A barring order issued in the District Court can last up to three years. There is no time limitation on a barring order when made in the Circuit Court.
Barring orders are made when the court considers there are reasonable grounds for believing that a person’s safety or welfare (or that of a dependent) requires that one be made.
Who can apply for a barring order?
- A spouse
- Civil partners
- Cohabitants who live in an intimate relationship (provided the applicant has a legal interest in the shared home which is equal to or greater than, that of the respondent)
- A parent of an adult child who is a non-dependent (provided the applicant has a legal interest in the shared home which is equal to or greater than, that of the respondent)
- Tusla, Child and Family Agencyon behalf of an “aggrieved person”.
How to apply for a barring order
To apply for a barring order or a safety order you must go to your local District Court Office. The court clerk will give you the relevant application forms to fill out.
This is the initial application and you will have to return for a full court hearing of the application. You do not need legal representation for the initial application, but it is highly recommended that you have legal representation when you return for the full hearing.
At this point, you should mention any evidence you have for the full hearing, including reports from your doctor, hospital or the Gardaí.
It is possible to apply for a barring order in the Circuit Court also. This is usually done at the same time as divorce or separation proceedings. It can be done as a standalone application also, but this is less common.
When will the full hearing be held?
After the initial application, you will receive a summons with the date for the full hearing. A summons will be sent to the respondent by ordinary post. The respondent is the person you need to be protected from and want barred from your home.
How to protect yourself in the meantime
While you are waiting to go to court to for the full hearing for your barring order, you may be eligible to get a protection order, or an interim barring order, immediately. The Judge may hear your case on the day you make your application for a barring order or safety order, or after that day.
If you need any support please contact your local domestic violence service.

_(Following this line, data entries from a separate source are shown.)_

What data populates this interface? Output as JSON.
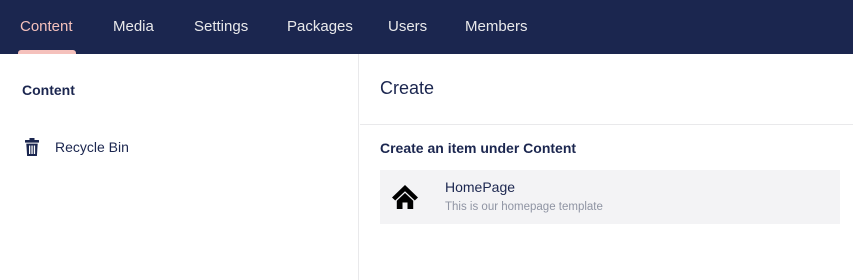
{
  "nav": {
    "items": [
      {
        "label": "Content",
        "active": true
      },
      {
        "label": "Media",
        "active": false
      },
      {
        "label": "Settings",
        "active": false
      },
      {
        "label": "Packages",
        "active": false
      },
      {
        "label": "Users",
        "active": false
      },
      {
        "label": "Members",
        "active": false
      }
    ],
    "active_color": "#f5c1bc",
    "background": "#1b264f"
  },
  "sidebar": {
    "root_label": "Content",
    "items": [
      {
        "label": "Recycle Bin",
        "icon": "trash-icon"
      }
    ]
  },
  "panel": {
    "title": "Create",
    "subheading": "Create an item under Content",
    "doctypes": [
      {
        "name": "HomePage",
        "description": "This is our homepage template",
        "icon": "home-icon"
      }
    ]
  }
}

Click here to find the one closest to you
Or, if you are in immediate danger, please call the emergency services on 999.
Other types of orders
Learn more about your rights.